I decided to use RWS to illustrate the ability to separate «the process» from «the specifics». This is a particularly useful way of structuring monadic computation that favors reusability and composability, in ways that are either impossible or prohibitively expensive in other programming languages.

Each of the RWS components can be used separately. That is, there exist separate Reader Monad, Writer Monad, and State Monad that can be used individually when you need only one of the behaviors. There are many other data types that can act as Monad, such as Maybe, Either and [a], to model computations that can fail, produce an exception, or be predictably non-deterministic. There are Monads for parallelism, parsing, continuation-passing style, Prolog-style backtracking, and Software Transactional Concurrency.

Every single flow-control strategy can be modeled as a Monad. Haskell gives you the opportunity to choose which strategy to use, and to combine more than one using the Monad Transforming technique. On top of that, you can write generic code with replaceable parts -- this example scratches the surface by keeping the Monoid generic, so I can abstract the particular away from the general.

On the topic of Monoid, knowing about Sum and Product is a matter of consulting the API. I used [a] as a cheap Monoid for accumulating. For production-grade code I'd use Data.Seq instead.

As a final comment, I used «log» in the sense of in-memory record. If you are thinking about doing actual application logging, the Writer Monad is not the way.
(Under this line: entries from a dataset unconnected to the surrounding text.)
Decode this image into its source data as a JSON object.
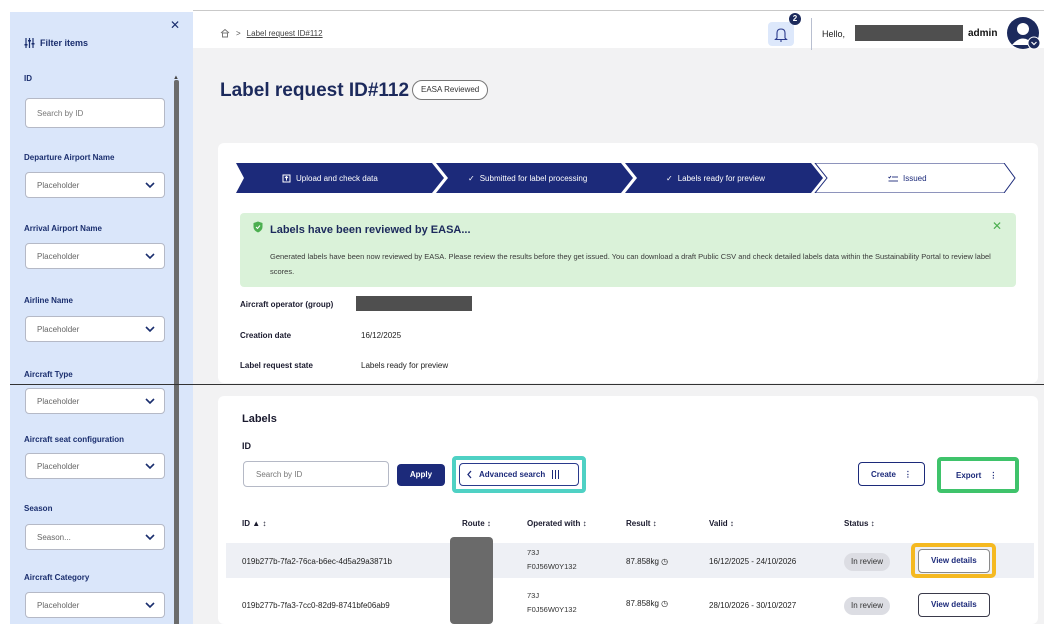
{
  "sidebar": {
    "title": "Filter items",
    "filters": [
      {
        "label": "ID",
        "placeholder": "Search by ID"
      },
      {
        "label": "Departure Airport Name",
        "value": "Placeholder"
      },
      {
        "label": "Arrival Airport Name",
        "value": "Placeholder"
      },
      {
        "label": "Airline Name",
        "value": "Placeholder"
      },
      {
        "label": "Aircraft Type",
        "value": "Placeholder"
      },
      {
        "label": "Aircraft seat configuration",
        "value": "Placeholder"
      },
      {
        "label": "Season",
        "value": "Season..."
      },
      {
        "label": "Aircraft Category",
        "value": "Placeholder"
      }
    ]
  },
  "header": {
    "breadcrumb": "Label request ID#112",
    "notification_count": "2",
    "greeting": "Hello,",
    "user_role": "admin"
  },
  "page": {
    "title": "Label request ID#112",
    "badge": "EASA Reviewed"
  },
  "stepper": {
    "steps": [
      {
        "label": "Upload and check data",
        "state": "done"
      },
      {
        "label": "Submitted for label processing",
        "state": "done"
      },
      {
        "label": "Labels ready for preview",
        "state": "current"
      },
      {
        "label": "Issued",
        "state": "pending"
      }
    ]
  },
  "alert": {
    "title": "Labels have been reviewed by EASA...",
    "text": "Generated labels have been now reviewed by EASA. Please review the results before they get issued. You can download a draft Public CSV and check detailed labels data within the Sustainability Portal to review label scores."
  },
  "details": {
    "operator_label": "Aircraft operator (group)",
    "creation_label": "Creation date",
    "creation_value": "16/12/2025",
    "state_label": "Label request state",
    "state_value": "Labels ready for preview"
  },
  "labels": {
    "heading": "Labels",
    "id_label": "ID",
    "search_placeholder": "Search by ID",
    "apply": "Apply",
    "advanced_search": "Advanced search",
    "create": "Create",
    "export": "Export",
    "columns": [
      "ID ▲ ↕",
      "Route ↕",
      "Operated with ↕",
      "Result ↕",
      "Valid ↕",
      "Status ↕"
    ],
    "rows": [
      {
        "id": "019b277b-7fa2-76ca-b6ec-4d5a29a3871b",
        "op_line1": "73J",
        "op_line2": "F0J56W0Y132",
        "result": "87.858kg",
        "valid": "16/12/2025 - 24/10/2026",
        "status": "In review",
        "action": "View details"
      },
      {
        "id": "019b277b-7fa3-7cc0-82d9-8741bfe06ab9",
        "op_line1": "73J",
        "op_line2": "F0J56W0Y132",
        "result": "87.858kg",
        "valid": "28/10/2026 - 30/10/2027",
        "status": "In review",
        "action": "View details"
      }
    ]
  },
  "colors": {
    "primary": "#1c2a7a",
    "sidebar_bg": "#dae6fa",
    "alert_bg": "#daf2d9",
    "highlight_teal": "#4fd1c4",
    "highlight_green": "#3fc36b",
    "highlight_yellow": "#f5b921"
  }
}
Guess what, there's a LoggingT Monad specifically designed for logging to stderr or stdout, and for people doing serious syslog logging, check out monad-logger-syslog. They abstract the logging out of the explicit I/O operations in a general way.